8 Tips to Knock Out the Competition
So how can businesses devise customer service strategies that stand out from the crowd? By employing a few tried and true practices and keeping a few simple truths in mind:
- Return phone calls and emails promptly. It’âs amazing how often messages are not acknowledged. A simple, one or two-sentence response is all thatâs needed. We received your message, weâre working on it and will have an answer by tomorrow at 3pm.
- Keep promises. If a product or service is promised by a certain deadline, the promise should be kept. If it cannot be kept, the customer needs to know when to expect it before the first deadline passes and the promise should not be broken again.
- Be polite. When a customer has been experiencing a particularly vexing problem, it is easy to turn to rudeness and impatience as defenses. But, these reactions are completely unacceptable and certain to create hard feelings among customers. And, bad news travels fast.
- Use language customers can understand. Avoid making the customer feel stupid by using highly technical language and jargon. Some customers will know the terminology, but most will not. Customer support departments need to keep in mind it’s not about how smart the support rep is and how many big words he or she knows, but how to keep the customer happy and spending her money on their stuff.
- Listen well and have empathy. These are the most important customer service skills and work special wonders on frustrated and angry customers. A difficult customer can usually be soothed and made reasonable by listening to him and expressing empathy (“I understand, I hear you, Let’s try a couple of things.”). When you can truly put yourself in your customerâs shoes and consider the customerâs position, you will be able to meet that customerâs needs much more successfully and quickly and thatâs money in the bank for your company.
- Apologize. The rhetoric of apology has, unfortunately, just about disappeared from discourse. People are afraid of being held liable and have learned some unfortunate lessons from politicians who stopped apologizing years ago. The trend to not admit wrongdoing or that a product may not be living up to its promise is regrettable. An apology, when warranted, shows guts, pluck and a desire to keep a customer.

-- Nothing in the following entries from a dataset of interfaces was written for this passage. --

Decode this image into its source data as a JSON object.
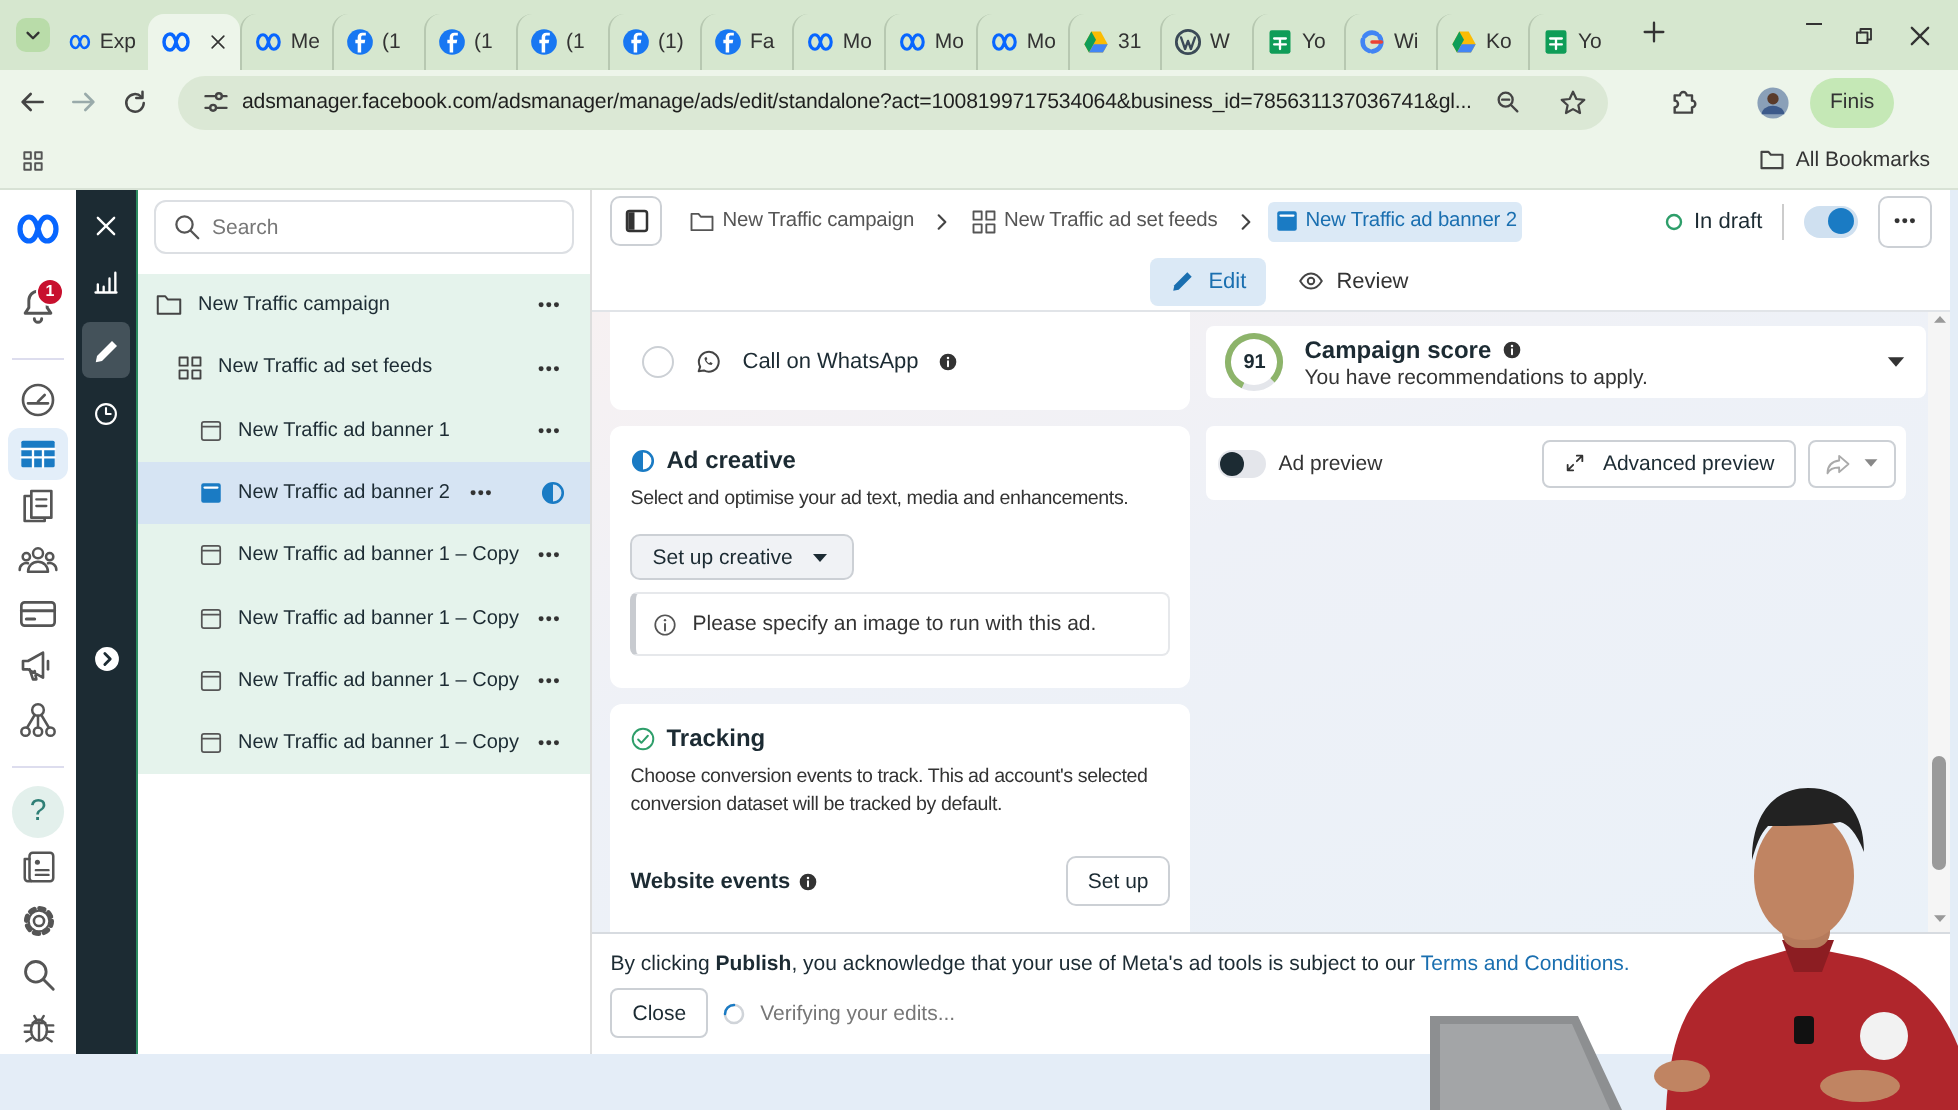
{
  "browser": {
    "tabs": [
      {
        "kind": "meta",
        "title": "Exp",
        "selected": false
      },
      {
        "kind": "meta",
        "selected": true
      },
      {
        "kind": "meta",
        "title": "Me",
        "selected": false
      },
      {
        "kind": "facebook",
        "title": "(1",
        "selected": false
      },
      {
        "kind": "facebook",
        "title": "(1",
        "selected": false
      },
      {
        "kind": "facebook",
        "title": "(1",
        "selected": false
      },
      {
        "kind": "facebook",
        "title": "(1)",
        "selected": false
      },
      {
        "kind": "facebook",
        "title": "Fa",
        "selected": false
      },
      {
        "kind": "meta",
        "title": "Mo",
        "selected": false
      },
      {
        "kind": "meta",
        "title": "Mo",
        "selected": false
      },
      {
        "kind": "meta",
        "title": "Mo",
        "selected": false
      },
      {
        "kind": "drive",
        "title": "31",
        "selected": false
      },
      {
        "kind": "wordpress",
        "title": "W",
        "selected": false
      },
      {
        "kind": "sheets",
        "title": "Yo",
        "selected": false
      },
      {
        "kind": "google",
        "title": "Wi",
        "selected": false
      },
      {
        "kind": "ads",
        "title": "Ko",
        "selected": false
      },
      {
        "kind": "sheets",
        "title": "Yo",
        "selected": false
      }
    ],
    "address": "adsmanager.facebook.com/adsmanager/manage/ads/edit/standalone?act=1008199717534064&business_id=785631137036741&gl...",
    "profile_button": "Finis",
    "bookmarks_folder": "All Bookmarks"
  },
  "nav_rail": {
    "groups": [
      [
        {
          "kind": "logo",
          "selected": false
        },
        {
          "kind": "bell",
          "selected": false,
          "badge": "1"
        }
      ],
      [
        {
          "kind": "gauge",
          "selected": false
        },
        {
          "kind": "table",
          "selected": true
        },
        {
          "kind": "pages",
          "selected": false
        },
        {
          "kind": "people",
          "selected": false
        },
        {
          "kind": "card",
          "selected": false
        },
        {
          "kind": "megaphone",
          "selected": false
        },
        {
          "kind": "hierarchy",
          "selected": false
        }
      ],
      [
        {
          "kind": "help",
          "label": "?",
          "selected": false
        },
        {
          "kind": "news",
          "selected": false
        },
        {
          "kind": "gear",
          "selected": false
        },
        {
          "kind": "search",
          "selected": false
        },
        {
          "kind": "bug",
          "selected": false
        }
      ]
    ]
  },
  "tool_strip": [
    {
      "kind": "close",
      "selected": false
    },
    {
      "kind": "chart",
      "selected": false
    },
    {
      "kind": "pencil",
      "selected": true
    },
    {
      "kind": "clock",
      "selected": false
    },
    {
      "kind": "expand",
      "selected": false
    }
  ],
  "tree": {
    "search_placeholder": "Search",
    "items": [
      {
        "kind": "campaign",
        "label": "New Traffic campaign",
        "selected": false,
        "incomplete": false,
        "children": [
          {
            "kind": "ad_set",
            "label": "New Traffic ad set feeds",
            "selected": false,
            "incomplete": false,
            "children": [
              {
                "kind": "ad",
                "label": "New Traffic ad banner 1",
                "selected": false,
                "incomplete": false
              },
              {
                "kind": "ad",
                "label": "New Traffic ad banner 2",
                "selected": true,
                "incomplete": true
              },
              {
                "kind": "ad",
                "label": "New Traffic ad banner 1 – Copy",
                "selected": false,
                "incomplete": false
              },
              {
                "kind": "ad",
                "label": "New Traffic ad banner 1 – Copy",
                "selected": false,
                "incomplete": false
              },
              {
                "kind": "ad",
                "label": "New Traffic ad banner 1 – Copy",
                "selected": false,
                "incomplete": false
              },
              {
                "kind": "ad",
                "label": "New Traffic ad banner 1 – Copy",
                "selected": false,
                "incomplete": false
              }
            ]
          }
        ]
      }
    ]
  },
  "breadcrumbs": [
    {
      "kind": "campaign",
      "label": "New Traffic campaign",
      "selected": false
    },
    {
      "kind": "ad_set",
      "label": "New Traffic ad set feeds",
      "selected": false
    },
    {
      "kind": "ad",
      "label": "New Traffic ad banner 2",
      "selected": true
    }
  ],
  "status": {
    "label": "In draft",
    "toggle_on": true
  },
  "mode_tabs": [
    {
      "kind": "edit",
      "label": "Edit",
      "selected": true
    },
    {
      "kind": "review",
      "label": "Review",
      "selected": false
    }
  ],
  "whatsapp_option": {
    "label": "Call on WhatsApp",
    "checked": false
  },
  "ad_creative": {
    "title": "Ad creative",
    "description": "Select and optimise your ad text, media and enhancements.",
    "button": "Set up creative",
    "notice": "Please specify an image to run with this ad."
  },
  "tracking": {
    "title": "Tracking",
    "description": "Choose conversion events to track. This ad account's selected conversion dataset will be tracked by default.",
    "website_events": "Website events",
    "button": "Set up"
  },
  "campaign_score": {
    "score": "91",
    "level": 0.8,
    "title": "Campaign score",
    "subtitle": "You have recommendations to apply."
  },
  "ad_preview": {
    "label": "Ad preview",
    "on": false,
    "button": "Advanced preview"
  },
  "footer": {
    "text": "By clicking **Publish**, you acknowledge that your use of Meta's ad tools is subject to our",
    "link": "Terms and Conditions.",
    "close_button": "Close",
    "progress": "Verifying your edits..."
  }
}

- Think of customer service as a differentiator in a crowded market. This is true whether the service is good or bad.Ê Good service adds a good deal of value to any product or service. On the flip side, bad service subtracts from value.
- Stop trying to directly link customer service with the bottom line. Smart managers know that good customer support is good for business. Company after company has shown it to be true, from the local dry cleaner to Amazon.com. But it is hard to quantify because these are human skills and are notoriously difficult to put a price tag on. So stop trying to gauge it in dollars and cents. Instead, businesses must be confident in the knowledge that a superior product or service requires superior support.
Copyright 2006 Ruth Sherman. All Rights Reserved.